Once fully operational, Sellafield’s two older evaporators will retire.

Steve Bostock, Sellafield Ltd chief operating officer, said:

Cleaning up the Sellafield site safely and securely is our mission. Evaporator D is a critical part.

It will enable us to clean out our former reprocessing plants; no other facility could do this.

It will also allow us to retire our oldest evaporators. We’ve worked these evaporators hard and they are nearing the end of their useful life.

Sellafield Ltd operates on behalf of the Nuclear Decommissioning Authority (NDA).

Duncan Thompson, the NDA’s Sellafield programme director, said:

Evaporator D provides important capability required to complete our mission in a safe, secure and cost-effective manner.

It’s a complex piece of nuclear engineering and I thank all those involved from Sellafield Ltd and the supply chain for their hard work and commitment.

The project to design and construct Evaporator D was challenging. It was the first project of its size in many years. The building includes 23,000 tonnes of concrete and 22km of pipework.
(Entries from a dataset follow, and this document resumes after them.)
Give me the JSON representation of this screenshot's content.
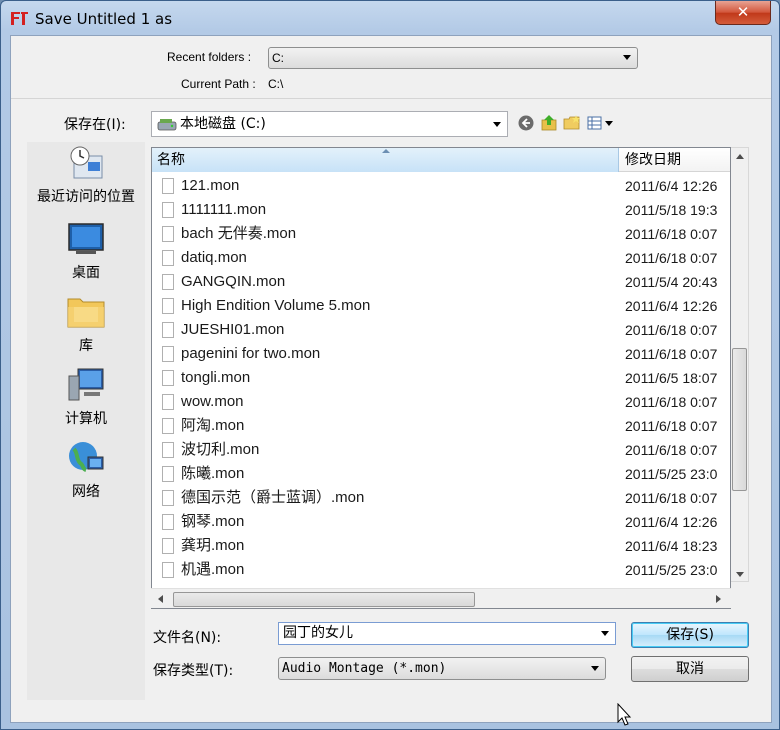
{
  "window": {
    "title": "Save Untitled 1 as",
    "close_label": "✕"
  },
  "top": {
    "recent_label": "Recent folders :",
    "recent_value": "C:",
    "current_path_label": "Current Path :",
    "current_path_value": "C:\\"
  },
  "savein": {
    "label": "保存在(I):",
    "value": "本地磁盘 (C:)"
  },
  "places": [
    {
      "label": "最近访问的位置",
      "icon": "recent-places-icon"
    },
    {
      "label": "桌面",
      "icon": "desktop-icon"
    },
    {
      "label": "库",
      "icon": "library-icon"
    },
    {
      "label": "计算机",
      "icon": "computer-icon"
    },
    {
      "label": "网络",
      "icon": "network-icon"
    }
  ],
  "columns": {
    "name": "名称",
    "date": "修改日期"
  },
  "files": [
    {
      "name": "121.mon",
      "date": "2011/6/4 12:26"
    },
    {
      "name": "1111111.mon",
      "date": "2011/5/18 19:3"
    },
    {
      "name": "bach 无伴奏.mon",
      "date": "2011/6/18 0:07"
    },
    {
      "name": "datiq.mon",
      "date": "2011/6/18 0:07"
    },
    {
      "name": "GANGQIN.mon",
      "date": "2011/5/4 20:43"
    },
    {
      "name": "High Endition Volume 5.mon",
      "date": "2011/6/4 12:26"
    },
    {
      "name": "JUESHI01.mon",
      "date": "2011/6/18 0:07"
    },
    {
      "name": "pagenini for two.mon",
      "date": "2011/6/18 0:07"
    },
    {
      "name": "tongli.mon",
      "date": "2011/6/5 18:07"
    },
    {
      "name": "wow.mon",
      "date": "2011/6/18 0:07"
    },
    {
      "name": "阿淘.mon",
      "date": "2011/6/18 0:07"
    },
    {
      "name": "波切利.mon",
      "date": "2011/6/18 0:07"
    },
    {
      "name": "陈曦.mon",
      "date": "2011/5/25 23:0"
    },
    {
      "name": "德国示范（爵士蓝调）.mon",
      "date": "2011/6/18 0:07"
    },
    {
      "name": "钢琴.mon",
      "date": "2011/6/4 12:26"
    },
    {
      "name": "龚玥.mon",
      "date": "2011/6/4 18:23"
    },
    {
      "name": "机遇.mon",
      "date": "2011/5/25 23:0"
    }
  ],
  "bottom": {
    "filename_label": "文件名(N):",
    "filename_value": "园丁的女儿",
    "filetype_label": "保存类型(T):",
    "filetype_value": "Audio Montage (*.mon)",
    "save_label": "保存(S)",
    "cancel_label": "取消"
  }
}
It also required the construction of other facilities, such as cooling towers.

The evaporator modules were so large they had to be transported by sea. A docking platform was constructed on Sellafield’s beach. Bridges and street furniture were removed to clear its route from shore to site.

Lessons learned have shaped how Sellafield Ltd will manage future projects. A project delivery directorate has been created alongside the ‘Project Academy’, which provides training for the company’s workforce, supply chain, and people from the local community, in association with University of Cumbria.

Evaporator D was delivered by Sellafield Ltd and principal contractor Costain on behalf of the NDA, as part of its work to reduce the hazards left from the UK’s civil nuclear legacy.

Published 22 December 2017